Surveillance

CAA Approach to Surveillance

The CAA is required to check that participants in the civil aviation system are meeting their regulatory responsibilities. It does this by compliance monitoring and inspection.

Surveillance can only be a sample of the state of an aviation document holder's compliance. It is not intended to substitute a participant's responsibility for self checking of their own compliance with legislative requirements, and their continued safe operation in accordance with the safety standards, practices and conditions attached to their aviation documents.

The amount of surveillance activity is determined by a number of factors including the assessed risk level and the safety performance of document holders both collectively and individually.

Surveillance Methods

Staff assigned to inspection and monitoring tasks do the following:

  1. Carry out risk evaluations, audits and inspections on participants in the civil aviation system, identifying and recording risk factors and any safety findings, causal factors and associated corrective actions.
  2. Establish and agree the due date for corrective actions that need to be taken by holders of aviation documents and approvals in order to achieve compliance.
  3. Follow up corrective actions and their implementation by participants within the agreed time scale.
  4. Report observed breaches of the Rules and, where appropriate, take action in accordance with delegated powers and functions to remove a safety hazard.
  5. Enter audit findings and maintain risk evaluations and other information from inspection and monitoring activities on the CAA database.
  6. Raise safety concerns arising from inspection and monitoring activities and initiate other action by the CAA where action is necessary in the interests of safety and compliance with the Rules.

Staff performing inspection and monitoring tasks are responsible for accurately assessing the state of compliance of industry participants, for reporting this objectively, and for ensuring the CAA is kept informed of changes in the circumstances of individual participants that might adversely affect compliance and safety.

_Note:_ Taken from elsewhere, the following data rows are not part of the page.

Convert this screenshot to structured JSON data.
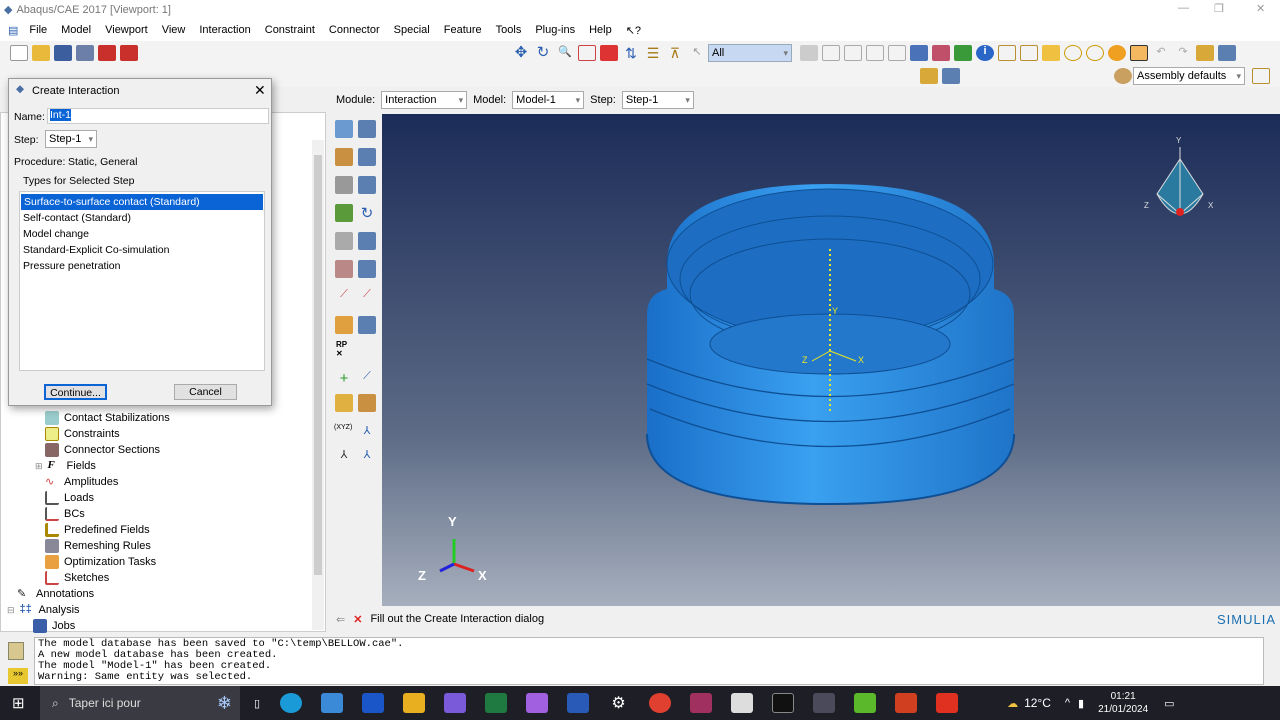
{
  "window": {
    "title": "Abaqus/CAE 2017 [Viewport: 1]"
  },
  "menu": [
    "File",
    "Model",
    "Viewport",
    "View",
    "Interaction",
    "Constraint",
    "Connector",
    "Special",
    "Feature",
    "Tools",
    "Plug-ins",
    "Help",
    "↖?"
  ],
  "toolbar": {
    "selection_filter": "All",
    "render_style": "Assembly defaults"
  },
  "context": {
    "module_label": "Module:",
    "module": "Interaction",
    "model_label": "Model:",
    "model": "Model-1",
    "step_label": "Step:",
    "step": "Step-1"
  },
  "dialog": {
    "title": "Create Interaction",
    "name_label": "Name:",
    "name_value": "Int-1",
    "step_label": "Step:",
    "step_value": "Step-1",
    "procedure_label": "Procedure:",
    "procedure_value": "Static, General",
    "group_label": "Types for Selected Step",
    "types": [
      "Surface-to-surface contact (Standard)",
      "Self-contact (Standard)",
      "Model change",
      "Standard-Explicit Co-simulation",
      "Pressure penetration"
    ],
    "selected_index": 0,
    "continue_label": "Continue...",
    "cancel_label": "Cancel"
  },
  "tree": {
    "items": [
      "Contact Stabilizations",
      "Constraints",
      "Connector Sections",
      "Fields",
      "Amplitudes",
      "Loads",
      "BCs",
      "Predefined Fields",
      "Remeshing Rules",
      "Optimization Tasks",
      "Sketches"
    ],
    "annotations": "Annotations",
    "analysis": "Analysis",
    "jobs": "Jobs"
  },
  "toolbox": {
    "rp": "RP",
    "xyz": "(XYZ)"
  },
  "viewport": {
    "triad": {
      "y": "Y",
      "z": "Z",
      "x": "X"
    },
    "csys": {
      "y": "Y",
      "z": "Z",
      "x": "X"
    },
    "brand": "SIMULIA"
  },
  "prompt": {
    "text": "Fill out the Create Interaction dialog"
  },
  "messages": [
    "The model database has been saved to \"C:\\temp\\BELLOW.cae\".",
    "A new model database has been created.",
    "The model \"Model-1\" has been created.",
    "Warning: Same entity was selected."
  ],
  "taskbar": {
    "search_placeholder": "Taper ici pour",
    "weather": "12°C",
    "time": "01:21",
    "date": "21/01/2024"
  },
  "colors": {
    "selection": "#0a64d6",
    "model": "#2a8ee0",
    "viewport_top": "#1b2c58",
    "viewport_bottom": "#a6afbd"
  }
}
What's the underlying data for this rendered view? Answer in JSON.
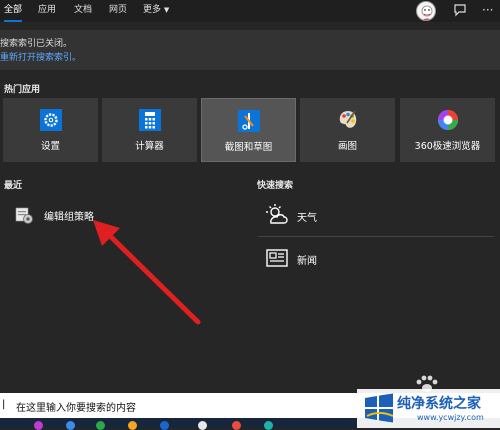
{
  "tabs": [
    {
      "label": "全部"
    },
    {
      "label": "应用"
    },
    {
      "label": "文档"
    },
    {
      "label": "网页"
    },
    {
      "label": "更多"
    }
  ],
  "notice": {
    "line1": "搜索索引已关闭。",
    "line2": "重新打开搜索索引。"
  },
  "top_apps": {
    "title": "热门应用",
    "items": [
      {
        "label": "设置",
        "icon": "gear-icon"
      },
      {
        "label": "计算器",
        "icon": "calculator-icon"
      },
      {
        "label": "截图和草图",
        "icon": "snip-sketch-icon"
      },
      {
        "label": "画图",
        "icon": "paint-palette-icon"
      },
      {
        "label": "360极速浏览器",
        "icon": "browser-360-icon"
      }
    ]
  },
  "recent": {
    "title": "最近",
    "items": [
      {
        "label": "编辑组策略",
        "icon": "group-policy-icon"
      }
    ]
  },
  "quick_search": {
    "title": "快速搜索",
    "items": [
      {
        "label": "天气",
        "icon": "weather-icon"
      },
      {
        "label": "新闻",
        "icon": "news-icon"
      }
    ]
  },
  "search": {
    "text": "在这里输入你要搜索的内容"
  },
  "watermark": {
    "title": "纯净系统之家",
    "url": "www.ycwjzy.com"
  },
  "colors": {
    "accent": "#0a74d8",
    "arrow": "#e02020"
  }
}
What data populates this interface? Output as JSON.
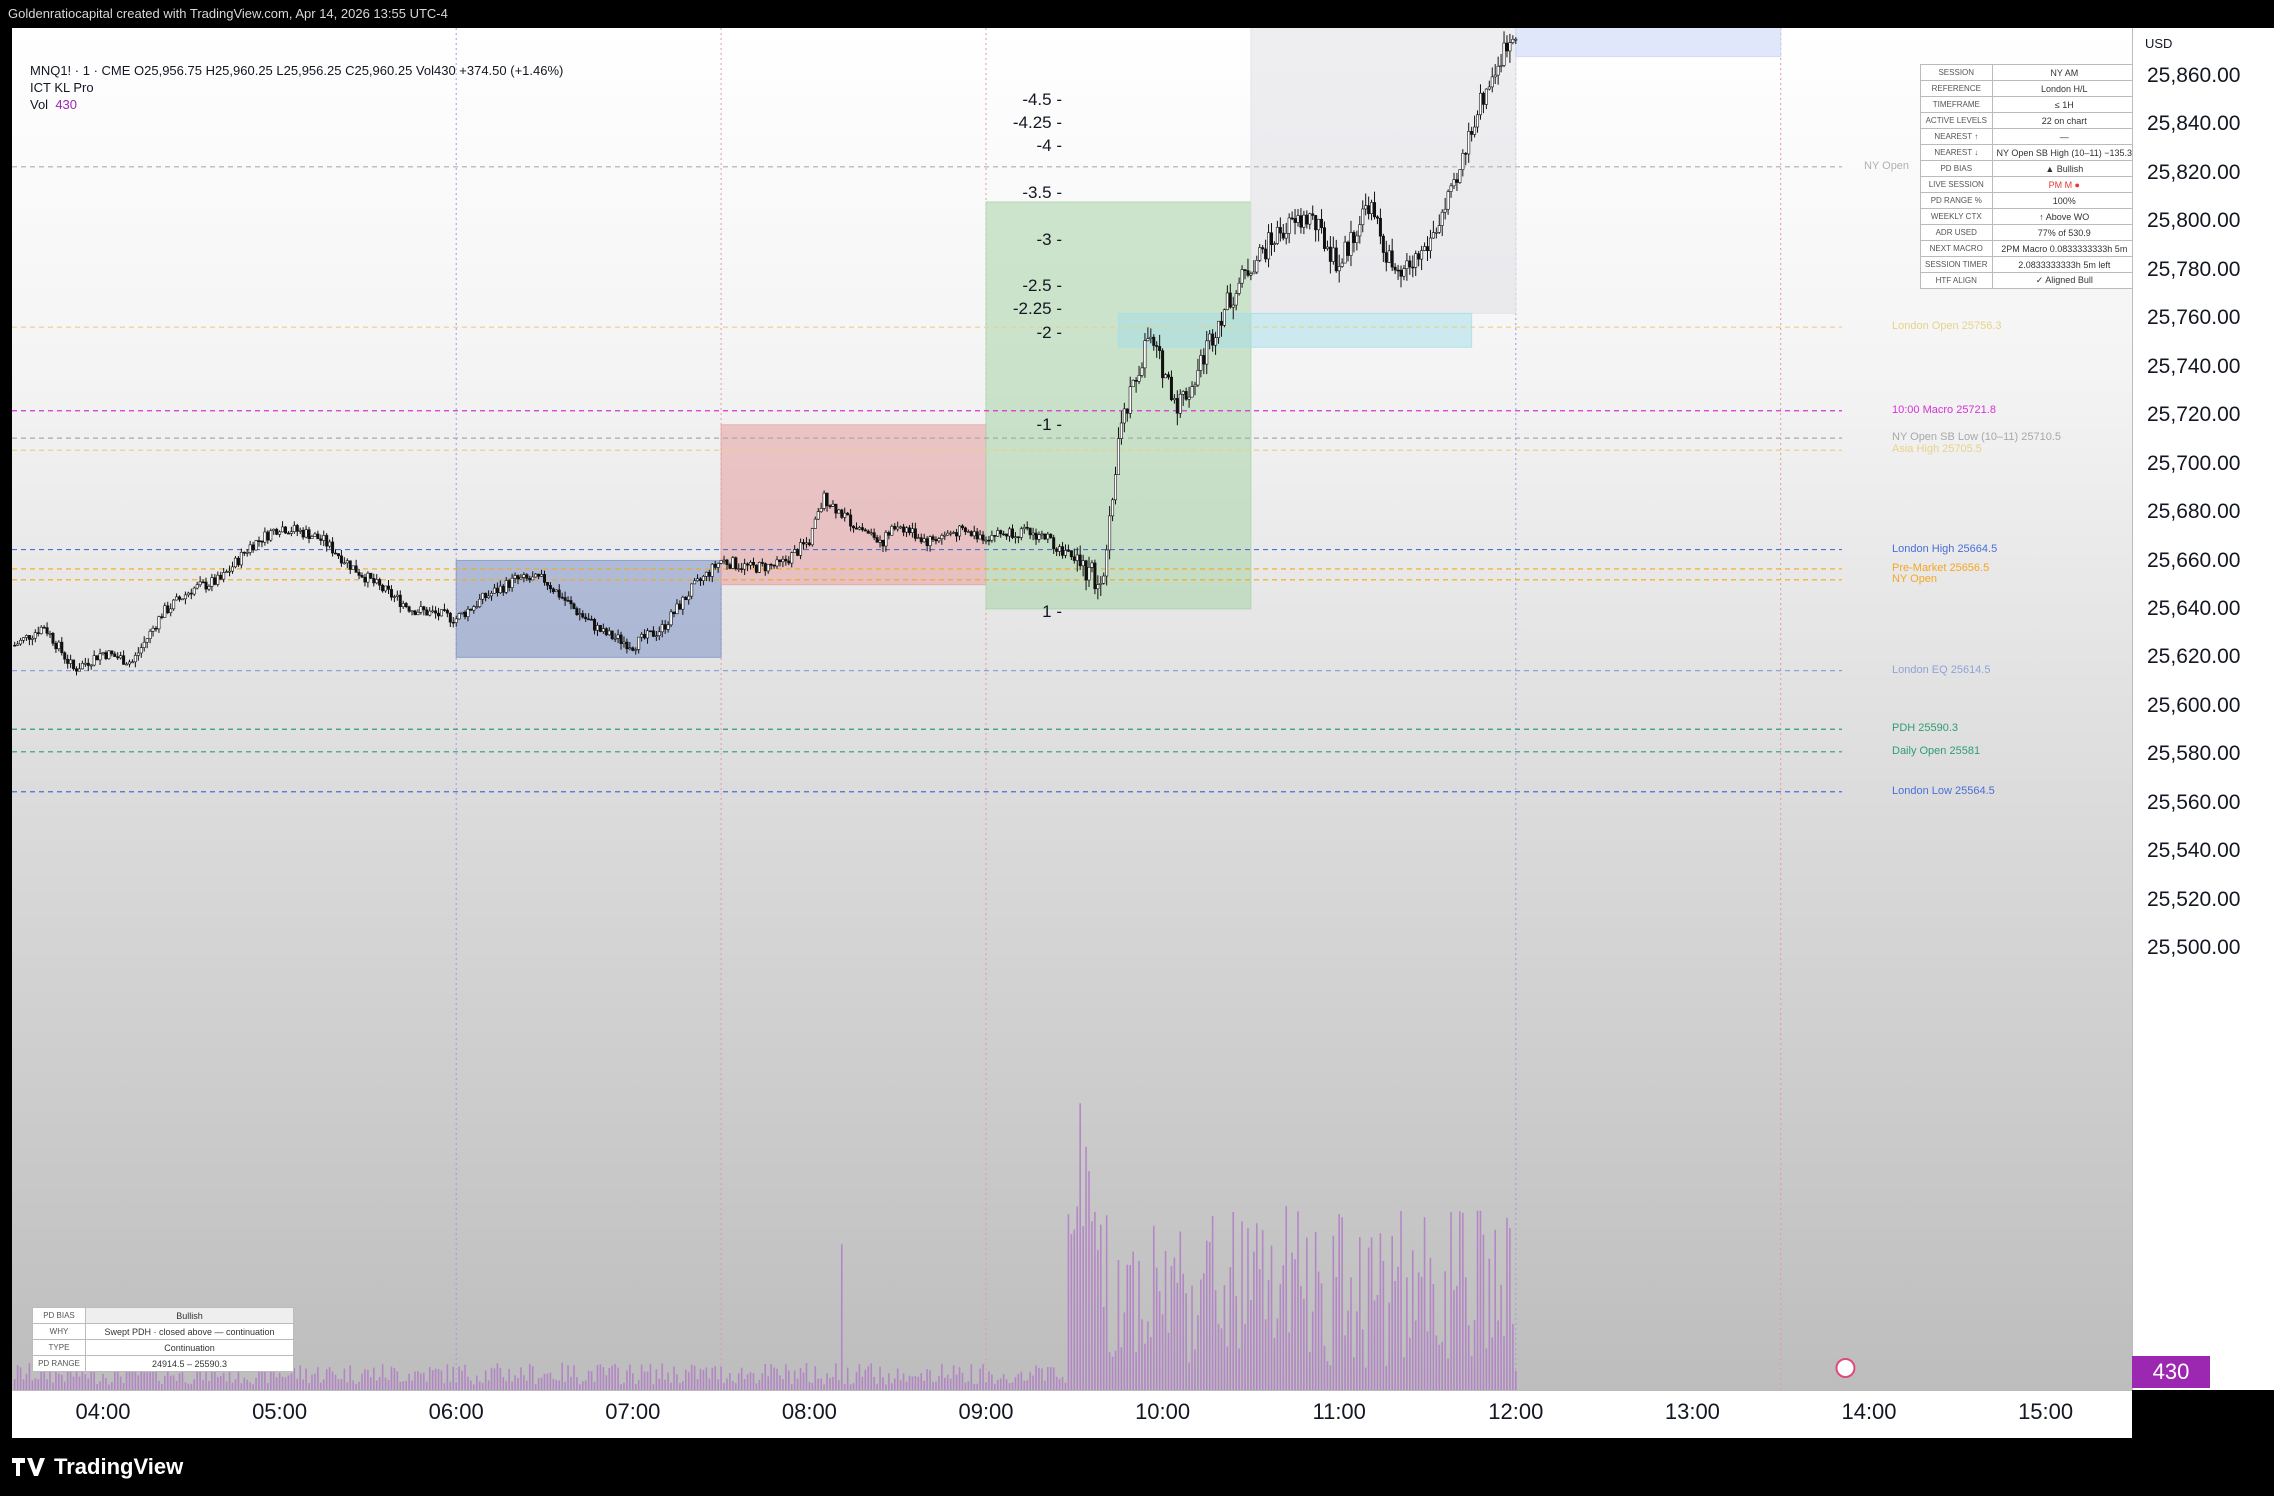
{
  "header": {
    "watermark": "Goldenratiocapital created with TradingView.com, Apr 14, 2026 13:55 UTC-4"
  },
  "legend": {
    "symbol_line": "MNQ1! · 1 · CME  O25,956.75  H25,960.25  L25,956.25  C25,960.25  Vol430  +374.50 (+1.46%)",
    "indicator": "ICT KL Pro",
    "vol_label": "Vol",
    "vol_value": "430"
  },
  "price_axis": {
    "currency": "USD",
    "ticks": [
      "25,860.00",
      "25,840.00",
      "25,820.00",
      "25,800.00",
      "25,780.00",
      "25,760.00",
      "25,740.00",
      "25,720.00",
      "25,700.00",
      "25,680.00",
      "25,660.00",
      "25,640.00",
      "25,620.00",
      "25,600.00",
      "25,580.00",
      "25,560.00",
      "25,540.00",
      "25,520.00",
      "25,500.00"
    ],
    "last_volume_badge": "430"
  },
  "time_axis": {
    "labels": [
      "04:00",
      "05:00",
      "06:00",
      "07:00",
      "08:00",
      "09:00",
      "10:00",
      "11:00",
      "12:00",
      "13:00",
      "14:00",
      "15:00"
    ]
  },
  "footer": {
    "brand": "TradingView"
  },
  "session_table": [
    {
      "k": "SESSION",
      "v": "NY AM"
    },
    {
      "k": "REFERENCE",
      "v": "London H/L"
    },
    {
      "k": "TIMEFRAME",
      "v": "≤ 1H"
    },
    {
      "k": "ACTIVE LEVELS",
      "v": "22 on chart"
    },
    {
      "k": "NEAREST ↑",
      "v": "—"
    },
    {
      "k": "NEAREST ↓",
      "v": "NY Open SB High (10–11)  −135.3"
    },
    {
      "k": "PD BIAS",
      "v": "▲ Bullish"
    },
    {
      "k": "LIVE SESSION",
      "v": "PM M ●"
    },
    {
      "k": "PD RANGE %",
      "v": "100%"
    },
    {
      "k": "WEEKLY CTX",
      "v": "↑ Above WO"
    },
    {
      "k": "ADR USED",
      "v": "77%  of  530.9"
    },
    {
      "k": "NEXT MACRO",
      "v": "2PM Macro  0.0833333333h 5m"
    },
    {
      "k": "SESSION TIMER",
      "v": "2.0833333333h 5m left"
    },
    {
      "k": "HTF ALIGN",
      "v": "✓ Aligned  Bull"
    }
  ],
  "bias_table": [
    {
      "k": "PD BIAS",
      "v": "Bullish"
    },
    {
      "k": "WHY",
      "v": "Swept PDH · closed above — continuation"
    },
    {
      "k": "TYPE",
      "v": "Continuation"
    },
    {
      "k": "PD RANGE",
      "v": "24914.5 – 25590.3"
    }
  ],
  "levels": [
    {
      "name": "NY Open",
      "text": "NY Open",
      "price": 25822.5,
      "color": "#b0b0b0"
    },
    {
      "name": "london-open",
      "text": "London Open  25756.3",
      "price": 25756.3,
      "color": "#e8d28a"
    },
    {
      "name": "macro-1000",
      "text": "10:00 Macro  25721.8",
      "price": 25721.8,
      "color": "#d633d6"
    },
    {
      "name": "ny-open-sb-low",
      "text": "NY Open SB Low (10–11)  25710.5",
      "price": 25710.5,
      "color": "#a8a8a8"
    },
    {
      "name": "asia-high",
      "text": "Asia High  25705.5",
      "price": 25705.5,
      "color": "#e8d28a"
    },
    {
      "name": "london-high",
      "text": "London High  25664.5",
      "price": 25664.5,
      "color": "#4a6fd8"
    },
    {
      "name": "pre-market",
      "text": "Pre-Market  25656.5",
      "price": 25656.5,
      "color": "#f5a623"
    },
    {
      "name": "ny-open-2",
      "text": "NY Open",
      "price": 25652.0,
      "color": "#f5a623"
    },
    {
      "name": "london-eq",
      "text": "London EQ  25614.5",
      "price": 25614.5,
      "color": "#8fa3d8"
    },
    {
      "name": "pdh",
      "text": "PDH  25590.3",
      "price": 25590.3,
      "color": "#2e9e72"
    },
    {
      "name": "daily-open",
      "text": "Daily Open  25581",
      "price": 25581.0,
      "color": "#2e9e72"
    },
    {
      "name": "london-low",
      "text": "London Low  25564.5",
      "price": 25564.5,
      "color": "#4a6fd8"
    }
  ],
  "fib_levels": [
    "-4.5",
    "-4.25",
    "-4",
    "-3.5",
    "-3",
    "-2.5",
    "-2.25",
    "-2",
    "-1",
    "1"
  ],
  "chart_data": {
    "type": "candlestick",
    "symbol": "MNQ1!",
    "timeframe": "1",
    "ylim": [
      25500,
      25880
    ],
    "x_range": [
      "03:30",
      "15:30"
    ],
    "ohlc_last": {
      "open": 25956.75,
      "high": 25960.25,
      "low": 25956.25,
      "close": 25960.25,
      "volume": 430
    },
    "close_path": [
      [
        "03:30",
        25625
      ],
      [
        "03:40",
        25633
      ],
      [
        "03:50",
        25615
      ],
      [
        "04:00",
        25622
      ],
      [
        "04:10",
        25618
      ],
      [
        "04:20",
        25638
      ],
      [
        "04:30",
        25648
      ],
      [
        "04:40",
        25652
      ],
      [
        "04:50",
        25666
      ],
      [
        "05:00",
        25674
      ],
      [
        "05:10",
        25671
      ],
      [
        "05:15",
        25668
      ],
      [
        "05:25",
        25657
      ],
      [
        "05:35",
        25648
      ],
      [
        "05:45",
        25640
      ],
      [
        "06:00",
        25636
      ],
      [
        "06:10",
        25645
      ],
      [
        "06:20",
        25652
      ],
      [
        "06:30",
        25652
      ],
      [
        "06:40",
        25640
      ],
      [
        "06:50",
        25630
      ],
      [
        "07:00",
        25625
      ],
      [
        "07:10",
        25632
      ],
      [
        "07:20",
        25648
      ],
      [
        "07:30",
        25660
      ],
      [
        "07:40",
        25657
      ],
      [
        "07:50",
        25658
      ],
      [
        "08:00",
        25668
      ],
      [
        "08:05",
        25686
      ],
      [
        "08:15",
        25675
      ],
      [
        "08:25",
        25668
      ],
      [
        "08:30",
        25675
      ],
      [
        "08:40",
        25668
      ],
      [
        "08:50",
        25672
      ],
      [
        "09:00",
        25670
      ],
      [
        "09:10",
        25672
      ],
      [
        "09:20",
        25670
      ],
      [
        "09:30",
        25660
      ],
      [
        "09:40",
        25650
      ],
      [
        "09:45",
        25710
      ],
      [
        "09:55",
        25752
      ],
      [
        "10:00",
        25740
      ],
      [
        "10:05",
        25725
      ],
      [
        "10:10",
        25732
      ],
      [
        "10:15",
        25748
      ],
      [
        "10:20",
        25762
      ],
      [
        "10:30",
        25782
      ],
      [
        "10:40",
        25796
      ],
      [
        "10:50",
        25802
      ],
      [
        "11:00",
        25782
      ],
      [
        "11:10",
        25808
      ],
      [
        "11:15",
        25790
      ],
      [
        "11:20",
        25775
      ],
      [
        "11:30",
        25790
      ],
      [
        "11:40",
        25815
      ],
      [
        "11:45",
        25840
      ],
      [
        "11:50",
        25855
      ],
      [
        "12:00",
        25880
      ]
    ],
    "volume_bars_max": 1800,
    "zones": [
      {
        "name": "asia-range-box",
        "from": "06:00",
        "to": "07:30",
        "low": 25620,
        "high": 25660,
        "color": "#8093c8"
      },
      {
        "name": "premarket-box",
        "from": "07:30",
        "to": "09:00",
        "low": 25650,
        "high": 25716,
        "color": "#e6a0a0"
      },
      {
        "name": "ny-killzone-box",
        "from": "09:00",
        "to": "10:30",
        "low": 25640,
        "high": 25808,
        "color": "#a8d4a8"
      },
      {
        "name": "ny-am-grey-box",
        "from": "10:30",
        "to": "12:00",
        "low": 25762,
        "high": 25880,
        "color": "#e0e0e6"
      },
      {
        "name": "fvg-box",
        "from": "09:45",
        "to": "11:45",
        "low": 25748,
        "high": 25762,
        "color": "#a8dfe8"
      },
      {
        "name": "upper-blue-box",
        "from": "12:00",
        "to": "13:30",
        "low": 25868,
        "high": 25880,
        "color": "#c8d4f8"
      }
    ]
  }
}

Staff may also provide support and advice to participants. This is always directed at risk management and compliance with regulatory standards. It is not consultancy. The line between the two is a fine one, and staff must not give any advice that could be interpreted as usurping the participant's internal decision-making processes or responsibilities.

Regulatory Tools

The CAA and the Director have a range of regulatory tools available to mitigate safety risk. These are used individually or in combination, and are prescribed by the Civil Aviation Act 1990.

  1. Providing safety education material, including safety education programmes (Functions of the Authority, s. 72B (1)).
  2. Issuing finding notices as a result of CAA surveillance activities that provide a mechanism by which the Director may provide an appropriate grace period, during which the document holder may achieve compliance (Director, s.15).
    Learn more about the application of findings.
  3. Prohibiting or imposing conditions on the operation on an aircraft or class of aircraft, or the use of any aeronautical product or any class of aeronautical products (Power of the Director, s.21).
  4. Imposing conditions in respect of an aviation document (Power of the Director s.17).
  5. Suspending an aviation document (Power of the Director, s.17).
  6. Revoking an aviation document (Power of the Director, s.18).
  7. Detaining an aircraft or any class of aircraft (Power of the Director, s.21).
  8. Seizing an aeronautical product or any class of aeronautical products (Power of the Director, s.21).

Any of these tools may be accompanied by the following:

  1. Fines for infringements or offences (Power of the Director s. 72I(3)(b) and Civil Aviation Offence Regulations 1997).
  2. Prosecution through the courts (Power of the Director, s72I(3)(b) and Part V of the Act.

Discretion

To be effective, the correct tool / tools must be applied, given the circumstances of each individual case. When deciding what tool to use, the CAA or the Director must consider the circumstances that apply to each particular case and have discretion to take whatever action is considered appropriate.

Criteria for Decision Making